Ancient Egypt is my favourite ancient civilization to study! What student isn’t captivated by learning about gods and godesses, mummification, hieroglyphics, and pyramids? I thought that I would take the time to share some of my favourite resources to help you explore ancient Egypt with your students.
I’m of the opinion that if provided with the right support, setting, and resources, students can be amazing self-guided learners. In fact, I recently wrote about how my self-guided learning experience mummifying our classroom fish in the third grade was an important learning opportunity. So with any unit I consider it vital to provide students with free access to a variety of fiction and non-fiction resources. Here are a few of my recommendations for ancient Egypt.
Egypt’s Great Pharaohs– History Channel
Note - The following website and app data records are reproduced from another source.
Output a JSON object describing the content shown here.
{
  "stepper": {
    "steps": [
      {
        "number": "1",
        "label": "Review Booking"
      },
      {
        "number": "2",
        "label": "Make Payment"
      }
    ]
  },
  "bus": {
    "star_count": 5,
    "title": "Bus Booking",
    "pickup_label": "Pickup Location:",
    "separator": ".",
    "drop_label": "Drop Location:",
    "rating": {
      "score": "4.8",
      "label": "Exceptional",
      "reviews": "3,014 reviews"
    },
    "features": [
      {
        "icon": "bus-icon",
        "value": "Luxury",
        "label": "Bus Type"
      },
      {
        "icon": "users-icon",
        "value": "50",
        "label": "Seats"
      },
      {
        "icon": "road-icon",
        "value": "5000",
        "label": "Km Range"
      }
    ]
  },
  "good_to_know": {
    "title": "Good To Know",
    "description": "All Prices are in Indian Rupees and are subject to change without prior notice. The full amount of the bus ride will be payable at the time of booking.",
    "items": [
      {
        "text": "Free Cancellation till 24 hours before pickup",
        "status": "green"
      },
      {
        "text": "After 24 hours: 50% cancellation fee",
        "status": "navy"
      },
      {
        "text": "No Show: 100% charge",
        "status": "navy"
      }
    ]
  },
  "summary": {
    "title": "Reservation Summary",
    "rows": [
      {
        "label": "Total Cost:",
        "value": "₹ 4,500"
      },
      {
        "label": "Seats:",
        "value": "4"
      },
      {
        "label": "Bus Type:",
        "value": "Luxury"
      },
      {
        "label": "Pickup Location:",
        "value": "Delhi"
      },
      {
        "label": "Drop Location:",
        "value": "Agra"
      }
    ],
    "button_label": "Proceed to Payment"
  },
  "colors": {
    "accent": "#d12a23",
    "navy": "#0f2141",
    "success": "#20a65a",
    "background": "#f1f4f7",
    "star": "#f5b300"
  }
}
Tutankhamun and The Golden Age of the Pharaohs– National Geographic
How to make a mummy– Ted-Ed (Len Bloch)
The Egyptian Book of the Dead: A guidebook for the underworld– Ted-Ed (Tejal Gala)
The pharaoh that wouldn’t be forgotten- Ted-Ed (Kate Narev)
See Inside Ancient Egypt by Rob Lloyd Jones & David Hancock
Seeker of Knowledge The Man Who Deciphered Egyptian Hieroglyphs by James Rumford
Mummies in the Morning by Mary Pope Osborne
Cleopatra VI: Daughter of the Nile by Kristina Gregory
Eyewitness Ancient Egypt by George Hart
I’m a big fan of incorporating soundscapes into the classroom to make content come alive for students. For example, play a desert soundscape while students complete an activity in their notebooks or read. For ancient Egypt I like this one by ArcologyDesigns.
If you are looking for a more developed unit I have recently updated my ‘Back To Ancient Egypt Time Travel Unit Study” with new components and more detailed teaching guides.
The unit provides a general overview of daily life in ancient Egypt in an engaging way that presents the information as a fun narrative. Students are transported back in time to ancient Egypt and produce a hands-on notebook with interactive components. They follow the field diary entries of an archaeologist (Dr. Helena Carter), creating crafts, foldable notes, and other activities for each entry and topic.
Here are a few example pictures from the resource. If this is something you are interested in trying you can find it here.